## INSTRUCTIONS TO FOLLOW
Copy all the records exactly; the complete set is the expected result.

START DATA LISTING

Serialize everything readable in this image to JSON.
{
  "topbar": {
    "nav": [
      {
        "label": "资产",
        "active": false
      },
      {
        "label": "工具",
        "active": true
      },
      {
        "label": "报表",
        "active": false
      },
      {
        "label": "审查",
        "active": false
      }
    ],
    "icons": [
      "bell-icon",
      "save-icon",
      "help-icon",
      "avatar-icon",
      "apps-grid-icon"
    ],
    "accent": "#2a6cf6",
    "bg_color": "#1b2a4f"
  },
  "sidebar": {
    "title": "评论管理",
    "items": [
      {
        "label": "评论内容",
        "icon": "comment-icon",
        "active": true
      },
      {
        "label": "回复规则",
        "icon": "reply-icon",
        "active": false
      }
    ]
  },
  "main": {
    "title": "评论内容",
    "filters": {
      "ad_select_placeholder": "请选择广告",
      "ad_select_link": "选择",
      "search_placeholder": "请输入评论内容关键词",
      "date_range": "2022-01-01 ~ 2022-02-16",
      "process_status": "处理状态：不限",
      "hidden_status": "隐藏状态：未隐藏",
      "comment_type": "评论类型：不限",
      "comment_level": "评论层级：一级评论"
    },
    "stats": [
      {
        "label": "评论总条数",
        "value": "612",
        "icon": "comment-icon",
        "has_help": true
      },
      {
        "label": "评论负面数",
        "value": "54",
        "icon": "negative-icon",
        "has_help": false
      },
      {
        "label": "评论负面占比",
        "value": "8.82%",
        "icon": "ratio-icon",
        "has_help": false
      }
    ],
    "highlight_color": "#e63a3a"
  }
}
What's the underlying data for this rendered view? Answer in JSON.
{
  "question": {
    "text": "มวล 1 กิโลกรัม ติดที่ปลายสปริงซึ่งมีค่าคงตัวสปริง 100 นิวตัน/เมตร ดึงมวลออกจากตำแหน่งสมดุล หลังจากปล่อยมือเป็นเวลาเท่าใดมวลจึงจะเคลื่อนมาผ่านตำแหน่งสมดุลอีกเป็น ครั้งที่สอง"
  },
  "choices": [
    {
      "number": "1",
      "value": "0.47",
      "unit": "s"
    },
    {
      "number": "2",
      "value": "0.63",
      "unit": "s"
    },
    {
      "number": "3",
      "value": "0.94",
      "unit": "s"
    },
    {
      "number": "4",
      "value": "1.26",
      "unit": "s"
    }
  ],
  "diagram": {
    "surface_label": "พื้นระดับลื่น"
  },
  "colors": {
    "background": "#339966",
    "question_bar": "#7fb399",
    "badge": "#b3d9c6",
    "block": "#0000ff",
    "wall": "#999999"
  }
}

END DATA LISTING

## PROBLEM SOLUTION
Serialize everything readable in this image to JSON.
{
  "topbar": {
    "nav": [
      {
        "label": "资产",
        "active": false
      },
      {
        "label": "工具",
        "active": true
      },
      {
        "label": "报表",
        "active": false
      },
      {
        "label": "审查",
        "active": false
      }
    ],
    "icons": [
      "bell-icon",
      "save-icon",
      "help-icon",
      "avatar-icon",
      "apps-grid-icon"
    ],
    "accent": "#2a6cf6",
    "bg_color": "#1b2a4f"
  },
  "sidebar": {
    "title": "评论管理",
    "items": [
      {
        "label": "评论内容",
        "icon": "comment-icon",
        "active": true
      },
      {
        "label": "回复规则",
        "icon": "reply-icon",
        "active": false
      }
    ]
  },
  "main": {
    "title": "评论内容",
    "filters": {
      "ad_select_placeholder": "请选择广告",
      "ad_select_link": "选择",
      "search_placeholder": "请输入评论内容关键词",
      "date_range": "2022-01-01 ~ 2022-02-16",
      "process_status": "处理状态：不限",
      "hidden_status": "隐藏状态：未隐藏",
      "comment_type": "评论类型：不限",
      "comment_level": "评论层级：一级评论"
    },
    "stats": [
      {
        "label": "评论总条数",
        "value": "612",
        "icon": "comment-icon",
        "has_help": true
      },
      {
        "label": "评论负面数",
        "value": "54",
        "icon": "negative-icon",
        "has_help": false
      },
      {
        "label": "评论负面占比",
        "value": "8.82%",
        "icon": "ratio-icon",
        "has_help": false
      }
    ],
    "highlight_color": "#e63a3a"
  }
}
What's the underlying data for this rendered view? Answer in JSON.
{
  "question": {
    "text": "มวล 1 กิโลกรัม ติดที่ปลายสปริงซึ่งมีค่าคงตัวสปริง 100 นิวตัน/เมตร ดึงมวลออกจากตำแหน่งสมดุล หลังจากปล่อยมือเป็นเวลาเท่าใดมวลจึงจะเคลื่อนมาผ่านตำแหน่งสมดุลอีกเป็น ครั้งที่สอง"
  },
  "choices": [
    {
      "number": "1",
      "value": "0.47",
      "unit": "s"
    },
    {
      "number": "2",
      "value": "0.63",
      "unit": "s"
    },
    {
      "number": "3",
      "value": "0.94",
      "unit": "s"
    },
    {
      "number": "4",
      "value": "1.26",
      "unit": "s"
    }
  ],
  "diagram": {
    "surface_label": "พื้นระดับลื่น"
  },
  "colors": {
    "background": "#339966",
    "question_bar": "#7fb399",
    "badge": "#b3d9c6",
    "block": "#0000ff",
    "wall": "#999999"
  }
}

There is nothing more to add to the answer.